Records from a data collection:
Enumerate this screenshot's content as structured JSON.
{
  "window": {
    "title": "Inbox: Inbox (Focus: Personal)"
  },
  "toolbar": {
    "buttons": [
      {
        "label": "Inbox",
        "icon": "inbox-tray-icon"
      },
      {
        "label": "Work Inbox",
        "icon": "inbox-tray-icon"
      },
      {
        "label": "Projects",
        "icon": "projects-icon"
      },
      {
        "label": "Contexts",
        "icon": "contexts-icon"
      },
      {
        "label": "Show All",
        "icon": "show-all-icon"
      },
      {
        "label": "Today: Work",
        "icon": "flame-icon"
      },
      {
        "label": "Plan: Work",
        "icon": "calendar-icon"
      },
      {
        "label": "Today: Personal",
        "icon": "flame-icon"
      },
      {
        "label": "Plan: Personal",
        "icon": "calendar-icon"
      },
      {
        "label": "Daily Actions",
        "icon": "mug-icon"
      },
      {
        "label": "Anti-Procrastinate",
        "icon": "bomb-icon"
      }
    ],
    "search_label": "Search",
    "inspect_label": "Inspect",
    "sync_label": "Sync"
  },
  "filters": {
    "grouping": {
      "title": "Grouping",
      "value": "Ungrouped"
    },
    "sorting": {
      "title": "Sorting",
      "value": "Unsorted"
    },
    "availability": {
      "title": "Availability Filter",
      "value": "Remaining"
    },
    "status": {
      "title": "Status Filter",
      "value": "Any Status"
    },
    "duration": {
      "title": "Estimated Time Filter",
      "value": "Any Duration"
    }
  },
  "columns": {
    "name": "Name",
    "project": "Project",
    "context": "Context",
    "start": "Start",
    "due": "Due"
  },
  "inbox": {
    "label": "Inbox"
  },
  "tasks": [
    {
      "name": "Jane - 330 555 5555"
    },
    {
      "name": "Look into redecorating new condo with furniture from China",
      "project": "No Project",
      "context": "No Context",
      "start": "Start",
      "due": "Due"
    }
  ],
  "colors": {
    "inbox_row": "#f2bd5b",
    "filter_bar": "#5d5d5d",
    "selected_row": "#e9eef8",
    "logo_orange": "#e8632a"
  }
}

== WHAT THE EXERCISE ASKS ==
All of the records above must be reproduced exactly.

== SOLUTION TO THE PROBLEM ==
Enumerate this screenshot's content as structured JSON.
{
  "window": {
    "title": "Inbox: Inbox (Focus: Personal)"
  },
  "toolbar": {
    "buttons": [
      {
        "label": "Inbox",
        "icon": "inbox-tray-icon"
      },
      {
        "label": "Work Inbox",
        "icon": "inbox-tray-icon"
      },
      {
        "label": "Projects",
        "icon": "projects-icon"
      },
      {
        "label": "Contexts",
        "icon": "contexts-icon"
      },
      {
        "label": "Show All",
        "icon": "show-all-icon"
      },
      {
        "label": "Today: Work",
        "icon": "flame-icon"
      },
      {
        "label": "Plan: Work",
        "icon": "calendar-icon"
      },
      {
        "label": "Today: Personal",
        "icon": "flame-icon"
      },
      {
        "label": "Plan: Personal",
        "icon": "calendar-icon"
      },
      {
        "label": "Daily Actions",
        "icon": "mug-icon"
      },
      {
        "label": "Anti-Procrastinate",
        "icon": "bomb-icon"
      }
    ],
    "search_label": "Search",
    "inspect_label": "Inspect",
    "sync_label": "Sync"
  },
  "filters": {
    "grouping": {
      "title": "Grouping",
      "value": "Ungrouped"
    },
    "sorting": {
      "title": "Sorting",
      "value": "Unsorted"
    },
    "availability": {
      "title": "Availability Filter",
      "value": "Remaining"
    },
    "status": {
      "title": "Status Filter",
      "value": "Any Status"
    },
    "duration": {
      "title": "Estimated Time Filter",
      "value": "Any Duration"
    }
  },
  "columns": {
    "name": "Name",
    "project": "Project",
    "context": "Context",
    "start": "Start",
    "due": "Due"
  },
  "inbox": {
    "label": "Inbox"
  },
  "tasks": [
    {
      "name": "Jane - 330 555 5555"
    },
    {
      "name": "Look into redecorating new condo with furniture from China",
      "project": "No Project",
      "context": "No Context",
      "start": "Start",
      "due": "Due"
    }
  ],
  "colors": {
    "inbox_row": "#f2bd5b",
    "filter_bar": "#5d5d5d",
    "selected_row": "#e9eef8",
    "logo_orange": "#e8632a"
  }
}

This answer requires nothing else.